.. Treasury Secretary Steven Mnuchin has said he is considering lifting the sanctions altogether because they are punishing the “hardworking people of Rusal.” But Mr. Mnuchin has it backward. If he was truly concerned about Rusal’s 61,000 employees, he would not relent until the company fully washed its hands of Mr. Deripaska and the corrupt regime the aluminum giant serves.
.. Behind Mr. Deripaska’s estimated fortune of as much as $5.3 billion, there stands a great crime. During the “aluminum wars” of the 1990s, when that economic sector was consolidating in the chaotic privatization that followed the collapse of the Soviet Union, the young metals trader was suspected of ties to gangsters as he seized control of huge Siberian smelters. According to testimony by a gang member in Stuttgart, Germany, part of Mr. Deripaska’s value to the group were his links to Russia’s security services. While his rivals were killed off or fled Russia, Mr. Deripaska somehow emerged as the director general of Rusal, a company that reported revenues last year of nearly $10 billion.
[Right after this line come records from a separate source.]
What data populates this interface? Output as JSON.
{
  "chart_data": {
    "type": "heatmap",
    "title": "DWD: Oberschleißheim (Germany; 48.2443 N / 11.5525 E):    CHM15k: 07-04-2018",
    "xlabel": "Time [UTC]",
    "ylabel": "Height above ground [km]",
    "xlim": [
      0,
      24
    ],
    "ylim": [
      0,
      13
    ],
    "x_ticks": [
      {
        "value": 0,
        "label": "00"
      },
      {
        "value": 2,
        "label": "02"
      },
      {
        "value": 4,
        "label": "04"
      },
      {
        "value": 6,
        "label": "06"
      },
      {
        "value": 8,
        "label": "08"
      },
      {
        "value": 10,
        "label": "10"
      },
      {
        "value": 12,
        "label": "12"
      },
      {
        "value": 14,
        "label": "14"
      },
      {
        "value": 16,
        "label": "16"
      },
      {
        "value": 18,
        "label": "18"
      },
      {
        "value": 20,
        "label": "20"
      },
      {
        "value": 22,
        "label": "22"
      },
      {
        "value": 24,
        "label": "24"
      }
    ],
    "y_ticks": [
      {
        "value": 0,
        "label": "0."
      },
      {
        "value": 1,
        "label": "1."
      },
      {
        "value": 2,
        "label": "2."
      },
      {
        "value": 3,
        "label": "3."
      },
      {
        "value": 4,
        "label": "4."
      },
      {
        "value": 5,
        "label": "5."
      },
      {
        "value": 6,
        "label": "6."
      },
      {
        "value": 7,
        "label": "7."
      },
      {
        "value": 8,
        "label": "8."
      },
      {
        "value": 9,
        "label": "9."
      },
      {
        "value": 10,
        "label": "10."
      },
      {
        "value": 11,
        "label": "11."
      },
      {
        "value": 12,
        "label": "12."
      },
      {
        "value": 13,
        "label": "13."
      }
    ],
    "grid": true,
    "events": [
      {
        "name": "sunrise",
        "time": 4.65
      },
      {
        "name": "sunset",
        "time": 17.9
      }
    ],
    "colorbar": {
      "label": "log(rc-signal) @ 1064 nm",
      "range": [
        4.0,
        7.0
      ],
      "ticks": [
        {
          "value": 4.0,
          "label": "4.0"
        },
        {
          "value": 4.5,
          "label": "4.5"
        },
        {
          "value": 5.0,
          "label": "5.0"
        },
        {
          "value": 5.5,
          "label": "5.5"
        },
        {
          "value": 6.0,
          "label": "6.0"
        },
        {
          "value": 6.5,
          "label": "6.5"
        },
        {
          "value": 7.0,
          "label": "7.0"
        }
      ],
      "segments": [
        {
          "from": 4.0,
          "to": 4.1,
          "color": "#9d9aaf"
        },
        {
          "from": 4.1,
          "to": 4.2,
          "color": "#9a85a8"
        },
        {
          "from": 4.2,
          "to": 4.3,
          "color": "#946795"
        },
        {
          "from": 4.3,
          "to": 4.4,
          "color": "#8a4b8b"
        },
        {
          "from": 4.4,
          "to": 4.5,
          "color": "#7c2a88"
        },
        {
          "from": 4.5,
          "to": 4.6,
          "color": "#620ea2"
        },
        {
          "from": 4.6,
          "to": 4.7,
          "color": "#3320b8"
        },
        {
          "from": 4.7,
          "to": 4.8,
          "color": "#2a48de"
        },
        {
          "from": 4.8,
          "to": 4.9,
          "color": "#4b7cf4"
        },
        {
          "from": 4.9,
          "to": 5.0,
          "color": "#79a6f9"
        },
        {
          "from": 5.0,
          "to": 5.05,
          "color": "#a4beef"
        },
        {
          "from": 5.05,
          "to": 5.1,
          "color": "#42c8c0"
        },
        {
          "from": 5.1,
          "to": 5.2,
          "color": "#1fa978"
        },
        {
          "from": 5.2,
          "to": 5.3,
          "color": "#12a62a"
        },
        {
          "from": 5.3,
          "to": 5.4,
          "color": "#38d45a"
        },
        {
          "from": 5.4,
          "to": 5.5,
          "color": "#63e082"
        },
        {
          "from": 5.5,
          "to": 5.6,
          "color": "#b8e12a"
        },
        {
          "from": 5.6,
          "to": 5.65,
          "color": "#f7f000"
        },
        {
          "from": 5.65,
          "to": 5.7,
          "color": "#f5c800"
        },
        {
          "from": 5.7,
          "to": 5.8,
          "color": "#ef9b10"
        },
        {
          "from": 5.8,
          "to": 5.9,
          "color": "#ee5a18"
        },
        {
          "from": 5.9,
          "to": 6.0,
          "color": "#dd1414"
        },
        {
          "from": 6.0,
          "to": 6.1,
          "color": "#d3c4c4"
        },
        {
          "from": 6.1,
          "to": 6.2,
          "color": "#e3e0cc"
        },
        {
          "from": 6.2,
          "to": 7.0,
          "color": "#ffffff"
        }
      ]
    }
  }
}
But suspicions that the oligarch has had links to organized crime have denied him a visa to enter the United States.
.. they must do its bidding, which in Mr. Deripaska’s case meant spending more than $1 billion, through his holding company, on new infrastructure for the 2014 Winter Olympics in Sochi, Russia
Mr. Deripaska has embraced his role, stating that he does not separate himself from the Russian state.
.. Manafort tried to pitch him a plan for an influence campaign to “greatly benefit the Putin government.”
.. “Rusal’s own website says that it supplied military material to the Russian military that was potentially used in Syria.”
.. Mr. Deripaska’s holding company, hired a $108,500-a-month lobbyist to continue to negotiate with the Treasury Department. The firm he chose, Mercury Public Affairs, is the firm Mr. Manafort paid $1.1 million to lobby members of Congress on behalf of Ukraine and its then-president, Viktor Yanukovych
.. Led by David Vitter, a former Republican senator from Louisiana, Mercury has sought to enlist support from ambassadors of France, Germany and Australia, among others.
.. emanding more time to reduce the oligarch’s ownership stake in En+ from 70 percent to below 50 percent. In a July 24 filing with the Justice Department, Mercury outlined a host of calamities that might be unleashed if sanctions aren’t eased
- The global aluminum market might suffer significant disruptions with “severe collateral damage to United States interests, allies”;
- En+ might have to entertain a potential acquisition by “Chinese and/or other potentially hostile interests”; or
- Mr. Deripaska might just hang on to his majority stake.
.. The specter of a fellow traveler with gangsters dictating terms to the United States government is yet another sign of the Trump administration’s inexplicable capitulation to Russia.
.. July 16 summit in Helsinki, at which President Trump and President Putin met privately for more than two hours.
We don’t know what they discussed, but given the stakes on both sides, there’s a good chance that the discussion touched on the subject of the sanctions the United States has imposed on Russia’s biggest aluminum company.